Bandaranaike said that in a Federal Government, each unit had complete power over itself yet they could stand united and have one or two assemblies to discuss matters affecting the whole country. All self-governing dominions, Australia, South Africa and Canada had the same system. Switzerland was a small country but three races lived there, the French, Germans and Italians and the Federal form of Government was very successful in that country.
Thus, Switzerland afforded a better example for Ceylon.
Bandaranaike said that he opposed a Unitary Constitution for Ceylon and put forward the Federal Constitution as it was more suitable for conditions prevailing in Ceylon.
Languages in the Centre and Federal Units

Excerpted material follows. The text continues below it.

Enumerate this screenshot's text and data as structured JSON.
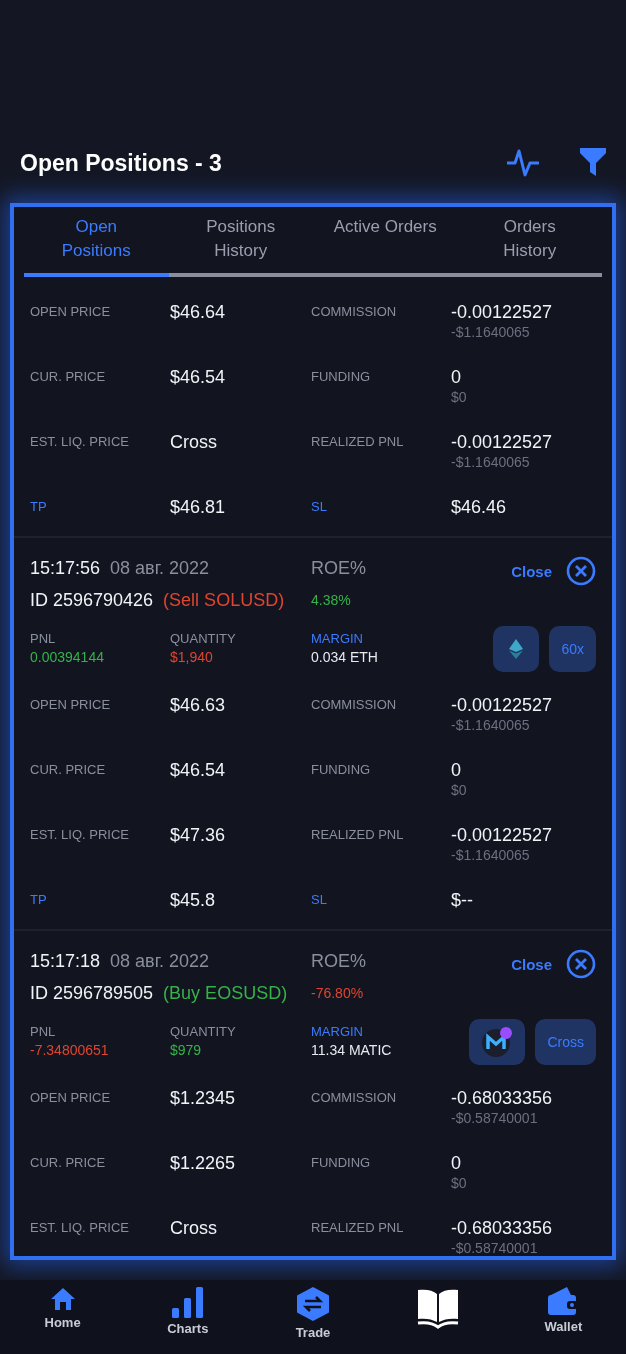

He observed that it was easy at the Federal Centre to declare what languages should be the official languages. It was really in keeping with the federal form of Government where each unit could use one language for its work but the Federal Centre could use more than one language. Bandaranaike described the difficulties that could arise under a centralised system of Government.
He said that he knew no part of the world, where a Government was carried on under such conflicting circumstances as would be experienced in Ceylon.
Those would be the troubles if a centralised form of Government was introduced into countries with large communal differences.
A thousand and one objections
Thus, at the meeting held in Jaffna on 17.07.1926, presided by Dr. Isaac Thyambyah, Bandaranaike professed that:
“A thousand and one objections could be raised against the system but when the objections are dissipated, I am convinced that some form of Federal Government be the only solution”.
The present Government led by President Maithripala Sirisena and Prime Minister Ranil Wickremesinghe is earnestly taking steps to make a New Constitution.
It is reliably believed that the President desires to fulfil the prophetic dream of Bandaranaike ‘that some form of Federal Government be the only answer to meet the demands of the Tamils.
Would there be a hope of spring that President Maithripala Sirisena could translate the Federal dream of Bandaranaike into action as the President himself fits to the prophetic poem of Rudyard Kipling titled If-:
If you can keep your head when all about you,
Are losing theirs and blaming it on you,
If you can trust yourself when all men doubt you,
But make allowance for their doubting too;
If you can wait and not be tired by waiting,
Or being lied about, don’t deal in lies,
Or being hated, don’t give way to hating,
And yet don’t look too good, nor talk too wise:
If you can dream—and not make dreams your master;
If you can think—and not make thoughts your aim;
If you can meet with Triumph and Disaster
And treat those two impostors just the same;
If you can bear to hear the truth you’ve spoken
Twisted by knaves to make a trap for fools,
Or watch the things you gave your life to, broken,
And stoop and build ’em up with worn-out tools:
If you can make one heap of all your winnings
And risk it on one turn of pitch-and-toss,
And lose, and start again at your beginnings
And never breathe a word about your loss;
If you can force your heart and nerve and sinew
To serve your turn long after they are gone,
And so hold on when there is nothing in you
Except the Will which says to them: ‘Hold on!’
If you can talk with crowds and keep your virtue,
Or walk with Kings—nor lose the common touch,
If neither foes nor loving friends can hurt you,
If all men count with you, but none too much;
If you can fill the unforgiving minute
With sixty seconds’ worth of distance run,
Yours is the Earth and everything that’s in it,
And—which is more—you’ll be a Man, my son!